[[ Information shown, beginning ]]
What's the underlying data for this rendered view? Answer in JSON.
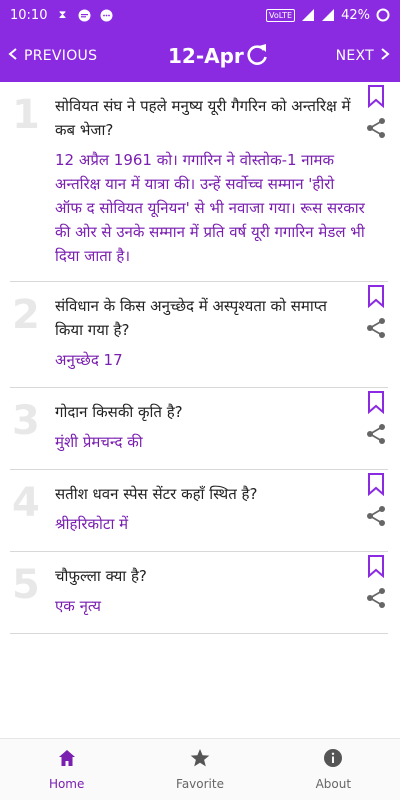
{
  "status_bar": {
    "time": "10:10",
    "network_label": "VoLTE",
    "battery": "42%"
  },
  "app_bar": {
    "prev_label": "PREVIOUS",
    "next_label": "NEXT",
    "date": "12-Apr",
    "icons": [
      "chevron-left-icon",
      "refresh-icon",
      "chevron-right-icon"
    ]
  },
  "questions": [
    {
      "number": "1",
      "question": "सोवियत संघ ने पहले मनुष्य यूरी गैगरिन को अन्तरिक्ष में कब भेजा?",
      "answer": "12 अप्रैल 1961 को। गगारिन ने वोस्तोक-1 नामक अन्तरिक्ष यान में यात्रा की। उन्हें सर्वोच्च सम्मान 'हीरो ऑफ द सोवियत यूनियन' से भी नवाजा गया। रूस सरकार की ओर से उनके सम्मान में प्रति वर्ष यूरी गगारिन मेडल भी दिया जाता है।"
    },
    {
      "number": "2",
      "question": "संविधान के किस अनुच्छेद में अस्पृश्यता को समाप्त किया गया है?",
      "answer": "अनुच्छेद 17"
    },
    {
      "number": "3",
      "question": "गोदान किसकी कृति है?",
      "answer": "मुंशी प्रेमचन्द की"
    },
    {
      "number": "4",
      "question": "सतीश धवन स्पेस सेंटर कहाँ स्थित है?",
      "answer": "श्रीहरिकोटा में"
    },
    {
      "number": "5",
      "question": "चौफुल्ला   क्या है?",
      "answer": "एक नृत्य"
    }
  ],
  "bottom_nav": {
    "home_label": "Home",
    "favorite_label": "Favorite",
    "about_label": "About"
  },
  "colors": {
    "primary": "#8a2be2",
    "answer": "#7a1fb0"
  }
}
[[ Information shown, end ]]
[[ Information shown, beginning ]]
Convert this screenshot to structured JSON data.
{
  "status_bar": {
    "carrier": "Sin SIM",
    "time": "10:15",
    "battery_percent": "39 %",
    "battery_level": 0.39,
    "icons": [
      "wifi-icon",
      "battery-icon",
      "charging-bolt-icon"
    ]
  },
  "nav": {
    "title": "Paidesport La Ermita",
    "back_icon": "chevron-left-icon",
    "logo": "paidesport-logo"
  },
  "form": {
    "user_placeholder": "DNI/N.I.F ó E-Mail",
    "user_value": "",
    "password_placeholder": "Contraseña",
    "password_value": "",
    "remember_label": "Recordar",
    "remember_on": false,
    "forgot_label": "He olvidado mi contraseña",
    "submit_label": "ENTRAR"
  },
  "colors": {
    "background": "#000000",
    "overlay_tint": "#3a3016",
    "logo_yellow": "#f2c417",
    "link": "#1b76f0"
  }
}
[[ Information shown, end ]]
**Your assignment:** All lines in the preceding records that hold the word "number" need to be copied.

**Response area:**
      "number": "1",
      "number": "2",
      "number": "3",
      "number": "4",
      "number": "5",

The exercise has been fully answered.